Radio has a long history in Indonesia. Beginning in 1925, in the colonial era, the first radio broadcast titled Batavise Radio Vereniging (BRV). then came local stations owned by Indonesians which became the forerunners of unifying Indonesian youth.
In 1945, with the help of radio, the reading of the Proclamation Text was distributed throughout Indonesia, even the world. What about radio today? With the internet as the new media, is it replacing the radio as a mass media? The answer is not necessarily.
Based on a survey conducted by Nielsen Indonesia in 2016, radio penetration in Indonesia reached 38% or around 20 million people. Even though they lost to the internet (40%) and television (96%), interestingly. The listeners were actually predominantly the younger generation.
However, it cannot be denied, that there is indeed a decrease in the number of radio listeners. According to Diera Fajriah Larasati (a Radio Announcer at Indika FM) around 2016 – 2017 in Jakarta, the radio was not even taken into account by brands as a marketing medium.
Read more: Plastic Effect on Environment
Nowadays, many advertisers are more interested in working with Instagram celebrities, or YouTube influencers. There are have a large number of followers, likes, or comments will be advertised. Sabrina Herawati (a News Traffic Announcer/Creative Officer at Indika FM) said that 2017 was the lowest point of radio when many stations died because of this.
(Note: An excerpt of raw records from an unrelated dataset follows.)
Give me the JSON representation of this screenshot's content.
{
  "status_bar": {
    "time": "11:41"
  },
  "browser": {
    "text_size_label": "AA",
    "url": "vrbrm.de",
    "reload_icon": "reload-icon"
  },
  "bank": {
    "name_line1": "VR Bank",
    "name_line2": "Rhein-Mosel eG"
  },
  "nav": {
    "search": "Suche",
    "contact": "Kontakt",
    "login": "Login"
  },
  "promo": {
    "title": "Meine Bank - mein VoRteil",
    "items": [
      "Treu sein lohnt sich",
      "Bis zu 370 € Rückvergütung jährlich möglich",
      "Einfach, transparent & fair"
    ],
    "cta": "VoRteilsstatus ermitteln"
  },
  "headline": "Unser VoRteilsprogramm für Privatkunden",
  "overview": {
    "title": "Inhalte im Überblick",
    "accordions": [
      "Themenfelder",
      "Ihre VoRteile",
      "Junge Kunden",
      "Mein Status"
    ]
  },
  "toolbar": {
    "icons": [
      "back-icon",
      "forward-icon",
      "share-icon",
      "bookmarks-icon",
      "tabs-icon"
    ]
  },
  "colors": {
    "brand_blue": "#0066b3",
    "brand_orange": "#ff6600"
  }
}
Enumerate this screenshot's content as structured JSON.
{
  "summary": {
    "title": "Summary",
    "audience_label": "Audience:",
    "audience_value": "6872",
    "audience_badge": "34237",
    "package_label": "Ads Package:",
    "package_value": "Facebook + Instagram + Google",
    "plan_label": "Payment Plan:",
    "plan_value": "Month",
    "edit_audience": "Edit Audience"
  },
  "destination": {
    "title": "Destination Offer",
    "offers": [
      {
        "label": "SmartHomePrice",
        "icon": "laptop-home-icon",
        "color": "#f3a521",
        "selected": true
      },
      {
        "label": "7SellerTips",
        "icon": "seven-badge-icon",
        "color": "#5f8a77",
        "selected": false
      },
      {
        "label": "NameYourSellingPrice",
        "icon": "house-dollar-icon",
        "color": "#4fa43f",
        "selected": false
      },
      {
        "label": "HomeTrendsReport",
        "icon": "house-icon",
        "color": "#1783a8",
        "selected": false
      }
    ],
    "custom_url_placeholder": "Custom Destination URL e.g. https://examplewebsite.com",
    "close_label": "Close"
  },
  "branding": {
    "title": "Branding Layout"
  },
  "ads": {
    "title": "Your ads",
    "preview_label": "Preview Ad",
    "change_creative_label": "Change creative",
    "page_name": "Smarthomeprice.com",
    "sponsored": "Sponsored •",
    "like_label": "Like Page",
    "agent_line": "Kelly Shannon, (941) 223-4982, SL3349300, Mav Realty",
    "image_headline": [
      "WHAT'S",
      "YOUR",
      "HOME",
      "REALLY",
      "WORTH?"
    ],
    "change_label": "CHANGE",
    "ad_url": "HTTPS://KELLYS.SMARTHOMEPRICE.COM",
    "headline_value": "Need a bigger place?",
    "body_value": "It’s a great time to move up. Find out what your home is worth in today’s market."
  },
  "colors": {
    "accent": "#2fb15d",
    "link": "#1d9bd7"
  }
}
Besides influencers, another challenge comes from paid streaming services like Spotify, Joox, Apple Music, and so on. Diera explained the flexibility in choosing songs to listen, to makes millennials prefer such services.
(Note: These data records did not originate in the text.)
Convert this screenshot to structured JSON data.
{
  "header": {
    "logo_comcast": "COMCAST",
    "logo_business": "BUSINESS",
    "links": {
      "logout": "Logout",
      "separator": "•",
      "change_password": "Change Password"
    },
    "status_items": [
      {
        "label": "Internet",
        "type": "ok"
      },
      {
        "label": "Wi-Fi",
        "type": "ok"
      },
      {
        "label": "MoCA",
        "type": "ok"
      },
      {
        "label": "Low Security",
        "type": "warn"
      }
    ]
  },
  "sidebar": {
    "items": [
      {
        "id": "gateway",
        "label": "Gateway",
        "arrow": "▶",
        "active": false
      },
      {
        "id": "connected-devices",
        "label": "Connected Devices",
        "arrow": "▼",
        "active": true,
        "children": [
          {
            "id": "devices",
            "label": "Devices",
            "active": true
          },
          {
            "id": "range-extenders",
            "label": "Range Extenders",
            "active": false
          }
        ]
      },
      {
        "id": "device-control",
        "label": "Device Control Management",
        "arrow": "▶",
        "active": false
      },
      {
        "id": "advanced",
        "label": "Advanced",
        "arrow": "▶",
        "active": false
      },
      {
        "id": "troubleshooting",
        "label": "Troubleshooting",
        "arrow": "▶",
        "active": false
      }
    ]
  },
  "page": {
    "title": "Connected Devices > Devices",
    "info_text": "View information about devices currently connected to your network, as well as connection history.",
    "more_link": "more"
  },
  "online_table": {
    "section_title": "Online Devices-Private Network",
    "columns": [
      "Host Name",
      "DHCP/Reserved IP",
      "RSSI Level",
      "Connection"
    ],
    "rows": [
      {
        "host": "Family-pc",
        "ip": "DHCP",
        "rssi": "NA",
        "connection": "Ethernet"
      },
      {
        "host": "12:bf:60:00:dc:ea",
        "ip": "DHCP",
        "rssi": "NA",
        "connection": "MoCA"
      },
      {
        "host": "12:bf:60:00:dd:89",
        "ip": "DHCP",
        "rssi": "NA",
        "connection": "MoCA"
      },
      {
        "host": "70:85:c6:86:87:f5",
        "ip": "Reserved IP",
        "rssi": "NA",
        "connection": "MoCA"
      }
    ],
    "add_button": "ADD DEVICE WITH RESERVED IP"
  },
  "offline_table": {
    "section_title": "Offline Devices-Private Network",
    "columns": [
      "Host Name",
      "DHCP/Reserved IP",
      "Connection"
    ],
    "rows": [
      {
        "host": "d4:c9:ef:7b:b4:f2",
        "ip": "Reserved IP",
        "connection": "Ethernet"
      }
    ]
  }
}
“There used to be millions of people interacting by phone or text, now they can be counted on fingers. Feels like, I don’t care if you want to play this song. I can listen to it as well on Spotify.“
Diera argued that now the radio is challenged to have broadcasters with not only have good voices. “In the past, to have a golden voice is number one, now it is not. If the voice is good but the face is not, it is most likely hard to be an announcer for you.”
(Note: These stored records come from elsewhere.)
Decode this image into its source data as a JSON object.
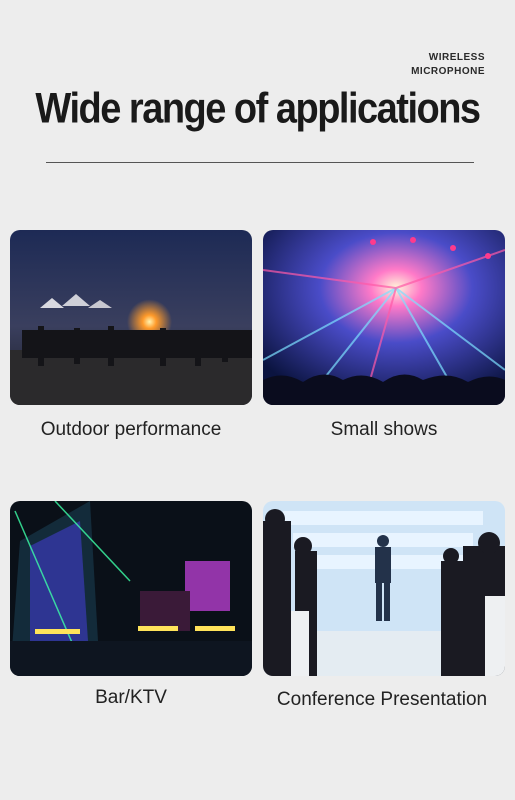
{
  "brand": {
    "line1": "WIRELESS",
    "line2": "MICROPHONE"
  },
  "headline": "Wide range of applications",
  "applications": [
    {
      "label": "Outdoor performance",
      "scene": "outdoor-night-crowd-bonfire"
    },
    {
      "label": "Small shows",
      "scene": "concert-stage-lights"
    },
    {
      "label": "Bar/KTV",
      "scene": "neon-bar-interior"
    },
    {
      "label": "Conference Presentation",
      "scene": "conference-speaker-audience"
    }
  ]
}
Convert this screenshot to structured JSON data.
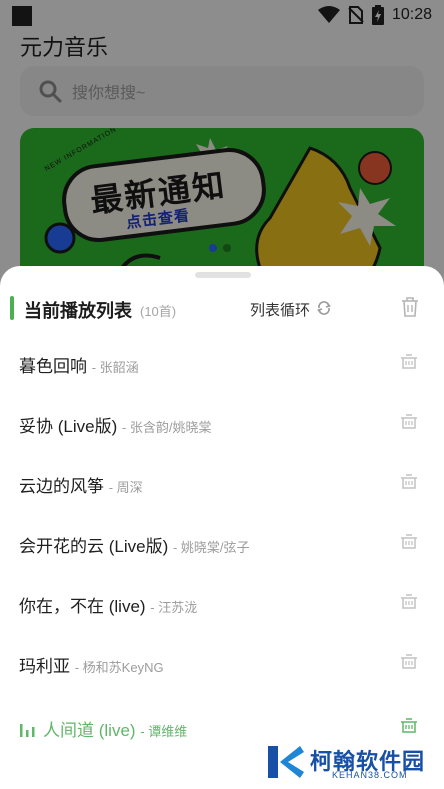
{
  "status_bar": {
    "time": "10:28"
  },
  "app": {
    "title": "元力音乐",
    "search_placeholder": "搜你想搜~"
  },
  "banner": {
    "title": "最新通知",
    "subtitle": "点击查看",
    "tag": "NEW INFORMATION"
  },
  "playlist": {
    "title": "当前播放列表",
    "count": "(10首)",
    "mode_label": "列表循环",
    "accent_color": "#4caf50",
    "songs": [
      {
        "name": "暮色回响",
        "artist": "- 张韶涵",
        "playing": false
      },
      {
        "name": "妥协 (Live版)",
        "artist": "- 张含韵/姚晓棠",
        "playing": false
      },
      {
        "name": "云边的风筝",
        "artist": "- 周深",
        "playing": false
      },
      {
        "name": "会开花的云 (Live版)",
        "artist": "- 姚晓棠/弦子",
        "playing": false
      },
      {
        "name": "你在，不在 (live)",
        "artist": "- 汪苏泷",
        "playing": false
      },
      {
        "name": "玛利亚",
        "artist": "- 杨和苏KeyNG",
        "playing": false
      },
      {
        "name": "人间道 (live)",
        "artist": "- 谭维维",
        "playing": true
      }
    ]
  },
  "watermark": {
    "text": "柯翰软件园",
    "sub": "KEHAN38.COM"
  }
}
Although it sounds discriminating, such a thing is deemed necessary to them because of the competition with digital content, including video content from YouTube. “We also have to entertain a lot of people. If someone has a good voice but cannot be stylish nor take care of themselves, they could be eliminated,” she said.
Nevertheless, this doesn’t make the station practitioner’s spirit recede. Sabrina explained that radio also has its own strength. For example, the placement of advertisements and information on the radio makes the listener remember quickly.
“The listeners who listen to our advertisements will usually be more interested in the radio. Because they only need ears, they don’t have to see it to remember it quickly. Furthermore, we play a lot of sound effects, so they can remember it faster. Citra Dyah Prastuti, Editor-in-Chief of KBR agreed because it needs to convey information in simple and short language.
“It also delivers information faster, especially for the rural areas. Sometimes, the internet alone couldn’t even reach the highlands of Java, what about Kalimantan and others? The newspaper even takes longer.
Around 2000, newspapers needed up to two days to reach in Ambon. The local newspaper also stagnates because they lack human resources. TV is also a relatively expensive item, actually.” voiced Citra.
She also argued TV production could take a long time and price-wise is more expensive than radio. For her, that is where people can get the fastest and most accessible information.
Make Peace With Digital
Inevitably, radio does have to adapt to digital.
10,500 total views, 1 views today